### Aim of the task
Copy out, from the entries below, each line that holds the string "thumb".
(Available data begins)
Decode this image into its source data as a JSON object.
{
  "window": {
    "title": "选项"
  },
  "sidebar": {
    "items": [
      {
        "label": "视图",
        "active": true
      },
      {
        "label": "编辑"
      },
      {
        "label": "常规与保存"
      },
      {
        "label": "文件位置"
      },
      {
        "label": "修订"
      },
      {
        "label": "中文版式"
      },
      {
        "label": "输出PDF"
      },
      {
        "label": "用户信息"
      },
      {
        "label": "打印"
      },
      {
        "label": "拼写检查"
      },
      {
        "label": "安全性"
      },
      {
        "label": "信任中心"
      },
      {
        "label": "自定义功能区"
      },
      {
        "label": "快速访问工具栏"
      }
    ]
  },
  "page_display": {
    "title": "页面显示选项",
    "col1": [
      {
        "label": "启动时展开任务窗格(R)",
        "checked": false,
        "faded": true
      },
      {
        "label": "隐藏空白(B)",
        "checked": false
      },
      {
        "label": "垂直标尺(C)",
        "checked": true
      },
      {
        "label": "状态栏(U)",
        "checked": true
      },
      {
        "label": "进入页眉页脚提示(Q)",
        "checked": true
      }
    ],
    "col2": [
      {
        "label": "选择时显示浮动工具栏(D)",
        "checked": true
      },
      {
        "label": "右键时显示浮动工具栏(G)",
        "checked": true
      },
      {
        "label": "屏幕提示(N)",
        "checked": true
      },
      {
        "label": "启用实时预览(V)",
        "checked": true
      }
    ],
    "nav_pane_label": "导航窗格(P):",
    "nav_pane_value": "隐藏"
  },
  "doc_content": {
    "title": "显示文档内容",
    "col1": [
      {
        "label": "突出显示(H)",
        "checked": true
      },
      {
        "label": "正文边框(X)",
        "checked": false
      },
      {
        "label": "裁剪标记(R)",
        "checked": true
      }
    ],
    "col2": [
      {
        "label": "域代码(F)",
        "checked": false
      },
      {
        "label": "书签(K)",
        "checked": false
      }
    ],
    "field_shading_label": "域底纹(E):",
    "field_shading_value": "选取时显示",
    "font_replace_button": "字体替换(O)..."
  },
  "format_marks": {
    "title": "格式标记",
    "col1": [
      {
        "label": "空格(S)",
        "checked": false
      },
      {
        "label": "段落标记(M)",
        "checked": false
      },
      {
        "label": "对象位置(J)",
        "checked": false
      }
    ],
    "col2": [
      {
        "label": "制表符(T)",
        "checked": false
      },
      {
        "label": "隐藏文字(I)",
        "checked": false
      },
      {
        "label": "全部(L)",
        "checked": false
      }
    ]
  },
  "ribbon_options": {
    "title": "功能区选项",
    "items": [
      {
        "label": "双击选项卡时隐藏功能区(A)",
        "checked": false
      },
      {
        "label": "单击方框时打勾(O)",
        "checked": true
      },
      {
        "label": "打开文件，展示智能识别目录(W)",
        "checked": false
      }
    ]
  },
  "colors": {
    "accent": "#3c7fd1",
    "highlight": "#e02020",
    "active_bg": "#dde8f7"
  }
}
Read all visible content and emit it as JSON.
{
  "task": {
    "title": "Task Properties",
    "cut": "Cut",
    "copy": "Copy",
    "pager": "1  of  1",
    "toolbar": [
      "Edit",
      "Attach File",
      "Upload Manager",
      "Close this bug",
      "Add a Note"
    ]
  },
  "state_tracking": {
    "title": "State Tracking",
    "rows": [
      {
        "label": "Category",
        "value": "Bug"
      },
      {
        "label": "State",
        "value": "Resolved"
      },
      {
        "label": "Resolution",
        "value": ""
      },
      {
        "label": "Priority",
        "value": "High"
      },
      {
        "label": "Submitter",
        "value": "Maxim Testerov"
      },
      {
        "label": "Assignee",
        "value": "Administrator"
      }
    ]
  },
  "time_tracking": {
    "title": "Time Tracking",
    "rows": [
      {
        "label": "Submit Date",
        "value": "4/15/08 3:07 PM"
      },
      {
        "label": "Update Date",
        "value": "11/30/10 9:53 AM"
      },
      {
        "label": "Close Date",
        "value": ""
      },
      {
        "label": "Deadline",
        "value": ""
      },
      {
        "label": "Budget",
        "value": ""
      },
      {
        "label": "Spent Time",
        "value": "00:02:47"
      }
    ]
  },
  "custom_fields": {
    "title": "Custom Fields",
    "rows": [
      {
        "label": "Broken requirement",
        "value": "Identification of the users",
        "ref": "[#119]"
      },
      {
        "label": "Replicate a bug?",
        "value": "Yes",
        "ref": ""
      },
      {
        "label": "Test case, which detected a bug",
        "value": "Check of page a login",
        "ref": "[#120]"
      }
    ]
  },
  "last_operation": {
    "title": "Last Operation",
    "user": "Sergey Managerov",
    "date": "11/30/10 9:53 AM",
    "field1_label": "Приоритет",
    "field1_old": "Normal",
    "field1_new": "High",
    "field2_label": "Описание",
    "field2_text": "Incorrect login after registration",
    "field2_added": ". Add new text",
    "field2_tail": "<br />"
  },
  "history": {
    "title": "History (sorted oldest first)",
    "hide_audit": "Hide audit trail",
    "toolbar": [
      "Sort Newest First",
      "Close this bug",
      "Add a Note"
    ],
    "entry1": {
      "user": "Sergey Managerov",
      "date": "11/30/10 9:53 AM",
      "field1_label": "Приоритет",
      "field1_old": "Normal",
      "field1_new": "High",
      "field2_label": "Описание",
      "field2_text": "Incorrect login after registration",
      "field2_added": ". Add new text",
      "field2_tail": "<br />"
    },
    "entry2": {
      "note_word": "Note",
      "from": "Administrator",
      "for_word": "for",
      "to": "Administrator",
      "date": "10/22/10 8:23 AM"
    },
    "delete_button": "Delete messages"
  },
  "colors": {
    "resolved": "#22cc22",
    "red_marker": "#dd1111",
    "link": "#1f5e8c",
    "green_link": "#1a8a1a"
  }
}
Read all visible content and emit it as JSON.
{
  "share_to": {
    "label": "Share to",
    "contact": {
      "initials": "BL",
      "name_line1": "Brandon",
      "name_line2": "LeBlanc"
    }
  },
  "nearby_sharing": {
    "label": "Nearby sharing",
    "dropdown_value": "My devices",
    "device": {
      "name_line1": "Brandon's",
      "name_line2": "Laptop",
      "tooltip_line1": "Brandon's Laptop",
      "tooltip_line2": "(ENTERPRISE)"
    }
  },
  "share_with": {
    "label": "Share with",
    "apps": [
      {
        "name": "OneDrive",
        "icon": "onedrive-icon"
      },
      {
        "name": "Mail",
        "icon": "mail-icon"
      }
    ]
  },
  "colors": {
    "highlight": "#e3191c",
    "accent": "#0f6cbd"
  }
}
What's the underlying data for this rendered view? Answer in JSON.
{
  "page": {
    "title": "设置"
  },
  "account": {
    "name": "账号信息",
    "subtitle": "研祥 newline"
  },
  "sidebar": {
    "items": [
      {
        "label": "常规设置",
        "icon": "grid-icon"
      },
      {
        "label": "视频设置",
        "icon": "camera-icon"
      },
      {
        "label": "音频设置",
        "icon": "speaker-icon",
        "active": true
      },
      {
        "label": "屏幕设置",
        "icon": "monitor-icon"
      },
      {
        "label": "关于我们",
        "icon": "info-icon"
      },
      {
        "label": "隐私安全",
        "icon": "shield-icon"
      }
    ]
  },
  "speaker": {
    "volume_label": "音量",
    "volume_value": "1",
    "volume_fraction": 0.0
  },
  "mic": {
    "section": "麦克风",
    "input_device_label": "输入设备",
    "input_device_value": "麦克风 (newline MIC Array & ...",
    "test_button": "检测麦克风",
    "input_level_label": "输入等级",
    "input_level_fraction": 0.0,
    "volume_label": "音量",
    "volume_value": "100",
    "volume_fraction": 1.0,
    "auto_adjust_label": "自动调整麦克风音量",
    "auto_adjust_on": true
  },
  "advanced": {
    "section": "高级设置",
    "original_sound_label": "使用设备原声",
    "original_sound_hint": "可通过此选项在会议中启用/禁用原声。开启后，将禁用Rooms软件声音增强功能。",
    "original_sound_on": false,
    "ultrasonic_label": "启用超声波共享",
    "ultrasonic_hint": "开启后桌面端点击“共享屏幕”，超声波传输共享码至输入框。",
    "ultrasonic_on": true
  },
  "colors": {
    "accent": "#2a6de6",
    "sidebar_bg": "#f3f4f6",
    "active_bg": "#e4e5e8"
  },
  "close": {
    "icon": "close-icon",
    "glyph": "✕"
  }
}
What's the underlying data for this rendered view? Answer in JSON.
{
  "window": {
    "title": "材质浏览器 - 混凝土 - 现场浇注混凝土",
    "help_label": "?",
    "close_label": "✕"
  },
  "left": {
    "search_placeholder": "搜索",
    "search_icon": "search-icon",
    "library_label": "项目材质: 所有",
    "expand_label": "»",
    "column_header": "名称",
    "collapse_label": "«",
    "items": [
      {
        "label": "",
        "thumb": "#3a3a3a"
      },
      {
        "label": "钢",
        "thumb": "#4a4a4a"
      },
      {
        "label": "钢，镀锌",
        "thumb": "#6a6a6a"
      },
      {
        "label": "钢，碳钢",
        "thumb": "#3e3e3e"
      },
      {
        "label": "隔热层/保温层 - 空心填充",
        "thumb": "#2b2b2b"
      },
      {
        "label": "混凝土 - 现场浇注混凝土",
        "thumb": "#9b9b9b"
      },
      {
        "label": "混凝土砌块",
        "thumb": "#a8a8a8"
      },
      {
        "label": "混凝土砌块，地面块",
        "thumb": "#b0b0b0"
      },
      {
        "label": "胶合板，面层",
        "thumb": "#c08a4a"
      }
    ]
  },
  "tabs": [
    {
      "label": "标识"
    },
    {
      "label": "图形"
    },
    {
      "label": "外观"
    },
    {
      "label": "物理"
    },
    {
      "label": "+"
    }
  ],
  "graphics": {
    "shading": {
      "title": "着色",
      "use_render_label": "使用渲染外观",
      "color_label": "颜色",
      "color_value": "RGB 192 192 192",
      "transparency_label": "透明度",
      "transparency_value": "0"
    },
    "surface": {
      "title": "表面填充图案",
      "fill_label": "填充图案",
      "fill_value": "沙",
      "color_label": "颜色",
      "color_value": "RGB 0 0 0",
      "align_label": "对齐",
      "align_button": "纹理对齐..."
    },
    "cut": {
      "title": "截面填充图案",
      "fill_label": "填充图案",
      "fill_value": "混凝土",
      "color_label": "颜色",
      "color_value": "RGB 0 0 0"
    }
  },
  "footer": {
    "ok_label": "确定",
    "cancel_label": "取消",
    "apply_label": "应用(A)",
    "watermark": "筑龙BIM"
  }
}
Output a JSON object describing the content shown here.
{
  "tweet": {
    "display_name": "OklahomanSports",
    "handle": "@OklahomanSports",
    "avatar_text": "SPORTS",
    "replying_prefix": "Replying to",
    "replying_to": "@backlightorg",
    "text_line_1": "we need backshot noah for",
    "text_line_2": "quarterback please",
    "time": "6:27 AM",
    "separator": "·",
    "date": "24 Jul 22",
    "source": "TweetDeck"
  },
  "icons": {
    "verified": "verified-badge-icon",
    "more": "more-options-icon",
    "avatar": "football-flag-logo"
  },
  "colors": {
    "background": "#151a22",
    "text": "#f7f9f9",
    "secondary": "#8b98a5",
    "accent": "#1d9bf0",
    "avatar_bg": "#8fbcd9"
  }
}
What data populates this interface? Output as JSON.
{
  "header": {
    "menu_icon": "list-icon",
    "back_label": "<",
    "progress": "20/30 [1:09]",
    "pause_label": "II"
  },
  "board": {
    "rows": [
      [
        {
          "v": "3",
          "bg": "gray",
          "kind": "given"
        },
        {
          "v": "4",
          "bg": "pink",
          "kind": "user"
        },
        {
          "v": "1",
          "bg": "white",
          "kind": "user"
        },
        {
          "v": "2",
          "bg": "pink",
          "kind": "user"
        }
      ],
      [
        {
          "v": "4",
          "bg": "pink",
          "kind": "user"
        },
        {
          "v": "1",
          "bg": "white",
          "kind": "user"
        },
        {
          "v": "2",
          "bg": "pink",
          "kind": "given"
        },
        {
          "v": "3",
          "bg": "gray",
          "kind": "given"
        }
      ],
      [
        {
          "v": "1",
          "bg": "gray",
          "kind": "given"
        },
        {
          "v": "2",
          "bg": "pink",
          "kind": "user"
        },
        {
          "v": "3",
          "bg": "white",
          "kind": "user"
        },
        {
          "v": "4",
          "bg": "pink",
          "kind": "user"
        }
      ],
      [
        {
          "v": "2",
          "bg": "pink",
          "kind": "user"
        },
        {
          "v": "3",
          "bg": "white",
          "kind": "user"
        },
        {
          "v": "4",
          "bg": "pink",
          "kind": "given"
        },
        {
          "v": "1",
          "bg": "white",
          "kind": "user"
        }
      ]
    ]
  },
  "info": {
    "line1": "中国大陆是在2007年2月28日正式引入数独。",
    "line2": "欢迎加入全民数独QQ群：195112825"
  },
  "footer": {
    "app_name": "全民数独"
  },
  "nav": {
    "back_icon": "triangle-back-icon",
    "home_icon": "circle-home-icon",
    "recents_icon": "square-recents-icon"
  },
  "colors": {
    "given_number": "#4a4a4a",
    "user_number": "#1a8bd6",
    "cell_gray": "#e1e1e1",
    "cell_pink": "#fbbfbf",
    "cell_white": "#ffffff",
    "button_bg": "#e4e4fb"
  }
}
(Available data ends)
### Answer for this exercise
        "thumb": "#3a3a3a"
        "thumb": "#4a4a4a"
        "thumb": "#6a6a6a"
        "thumb": "#3e3e3e"
        "thumb": "#2b2b2b"
        "thumb": "#9b9b9b"
        "thumb": "#a8a8a8"
        "thumb": "#b0b0b0"
        "thumb": "#c08a4a"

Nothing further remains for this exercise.